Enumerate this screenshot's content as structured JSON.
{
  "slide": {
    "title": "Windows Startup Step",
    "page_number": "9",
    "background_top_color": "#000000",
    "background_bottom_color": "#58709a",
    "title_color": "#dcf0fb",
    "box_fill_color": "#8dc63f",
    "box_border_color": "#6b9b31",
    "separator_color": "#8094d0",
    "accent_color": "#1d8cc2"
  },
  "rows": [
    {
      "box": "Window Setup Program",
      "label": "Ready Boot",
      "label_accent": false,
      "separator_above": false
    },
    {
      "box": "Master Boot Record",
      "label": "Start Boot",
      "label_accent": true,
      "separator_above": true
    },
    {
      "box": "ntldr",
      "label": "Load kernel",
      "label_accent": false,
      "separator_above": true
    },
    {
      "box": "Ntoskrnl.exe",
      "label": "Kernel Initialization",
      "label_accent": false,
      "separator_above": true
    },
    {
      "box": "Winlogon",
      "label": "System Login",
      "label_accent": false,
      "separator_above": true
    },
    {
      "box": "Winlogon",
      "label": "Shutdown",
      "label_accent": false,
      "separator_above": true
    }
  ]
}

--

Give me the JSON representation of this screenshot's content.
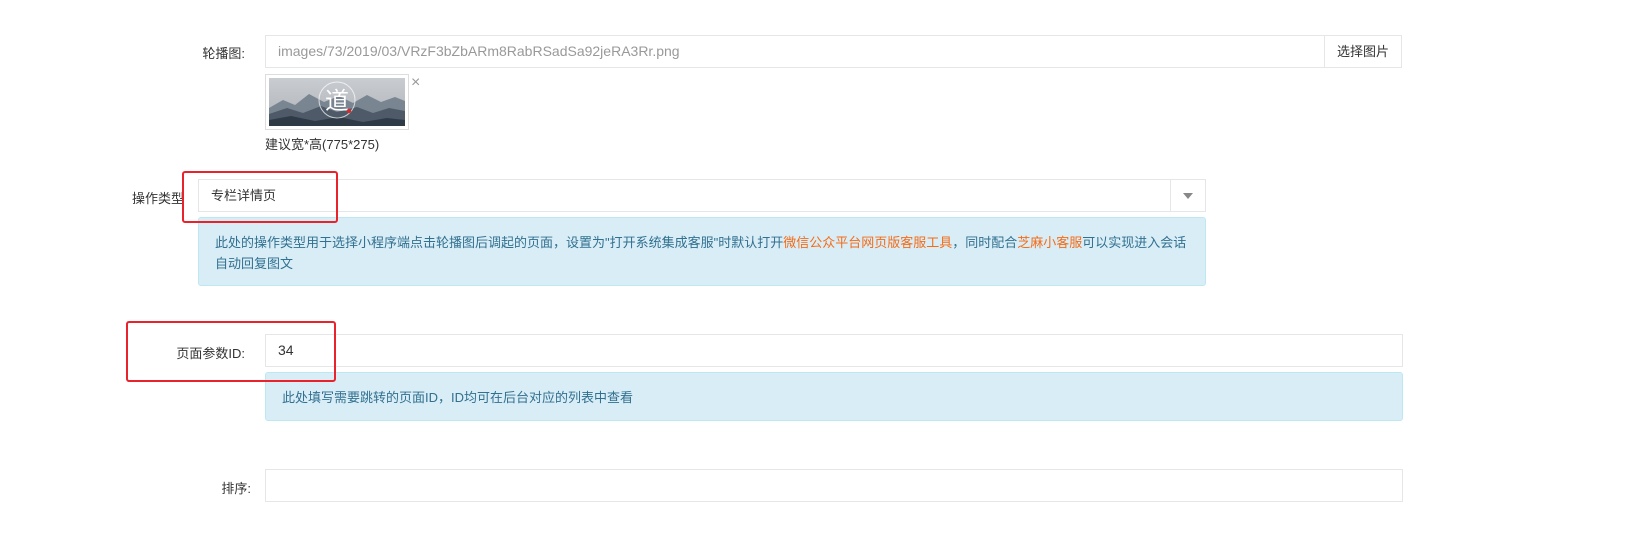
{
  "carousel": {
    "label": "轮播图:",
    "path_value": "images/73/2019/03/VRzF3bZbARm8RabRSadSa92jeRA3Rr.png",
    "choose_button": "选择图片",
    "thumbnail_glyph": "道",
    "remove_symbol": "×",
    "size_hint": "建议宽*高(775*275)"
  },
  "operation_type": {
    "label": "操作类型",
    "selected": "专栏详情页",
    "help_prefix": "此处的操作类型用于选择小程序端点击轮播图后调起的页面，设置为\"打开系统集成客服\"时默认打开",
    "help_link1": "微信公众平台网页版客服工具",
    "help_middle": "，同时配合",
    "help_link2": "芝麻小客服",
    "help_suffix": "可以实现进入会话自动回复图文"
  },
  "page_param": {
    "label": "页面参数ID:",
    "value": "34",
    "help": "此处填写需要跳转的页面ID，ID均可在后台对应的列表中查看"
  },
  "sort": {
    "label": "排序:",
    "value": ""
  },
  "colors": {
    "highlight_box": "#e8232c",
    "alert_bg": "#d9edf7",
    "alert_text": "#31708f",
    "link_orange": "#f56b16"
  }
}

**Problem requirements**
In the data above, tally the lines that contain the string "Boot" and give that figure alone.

**Answer below**
3